Our laboratory uses genetic systems to analysis mutations, and to uncover new mutational pathways and DNA repair pathways. We have developed a series of novel detection methods. We have pioneered the use of multi-copy cloning of genomic, cross species genomic, and metagenomic DNA as a method for detecting new mutational pathways. We have examined DNA repair processes in bacteria, archaea, mice, and humans.
Active areas of investigation include: (1) using high through-put methods to screen the entire collection of Escherichia coli knockout strains for new mutators, and for assigning unkown genes to functions related to recombination, replication, and repair; genes involved in ; (2) Using an array of fusions linking the promoters and control regions of genes involved in replcation, recombination, and repair to study the regulation of these genes; (3) Determining the mechanism of several new mutagenesis pathways we discovered; (4) Studying mutagenesis and DNA repair in Bacillus anthracis.

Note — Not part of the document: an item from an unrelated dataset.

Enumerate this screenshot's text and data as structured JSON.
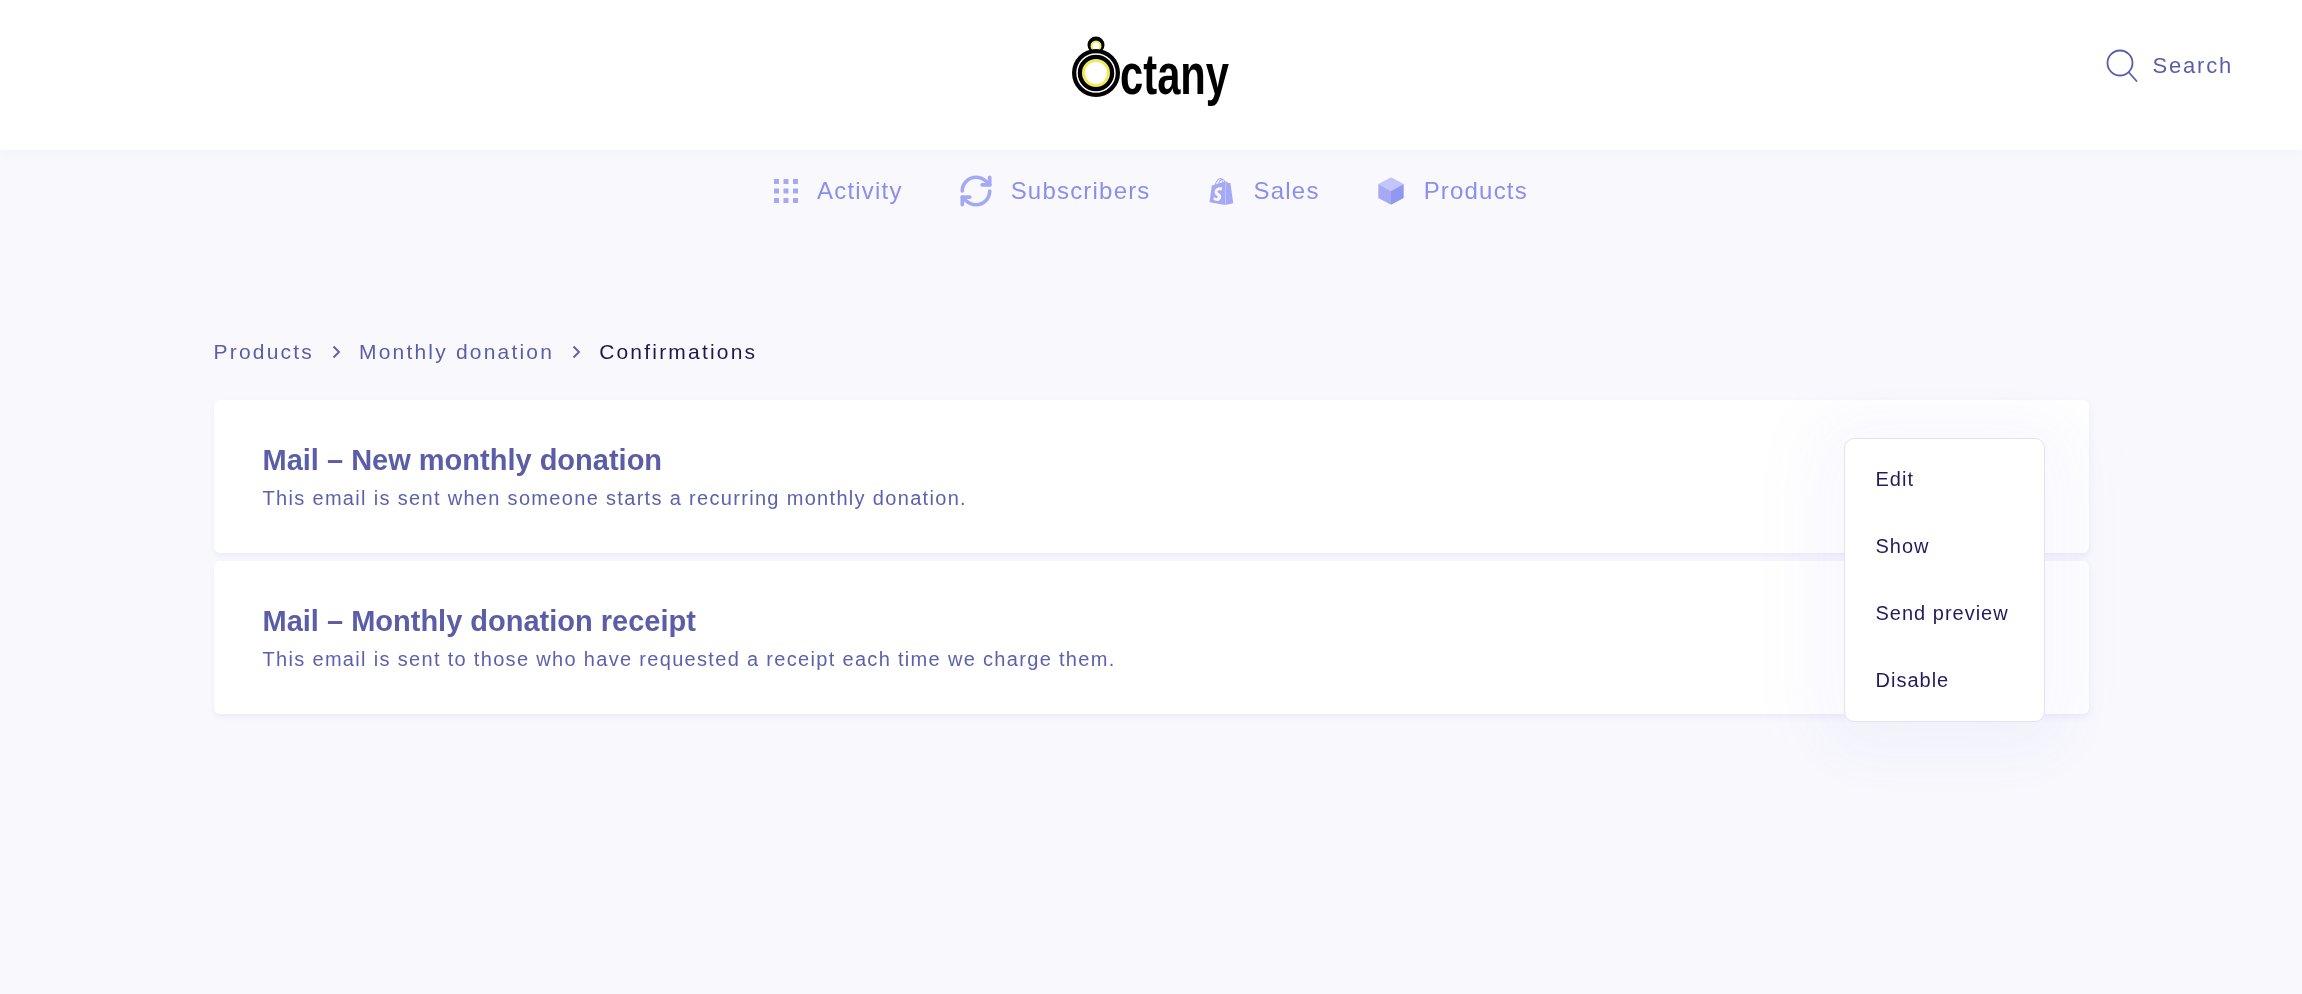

The goal of this work is to convert genome-encoded protein sequences into musical notes to reveal auditory patterns without compromising musicality. We derived a reduced 13-note scale by pairing similar amino acids and distinguishing them using variations of three-note chords and codon distribution to dictate rhythm. The conversion will help make genomic coding sequences more approachable for the general public, young children, and vision-impaired scientists.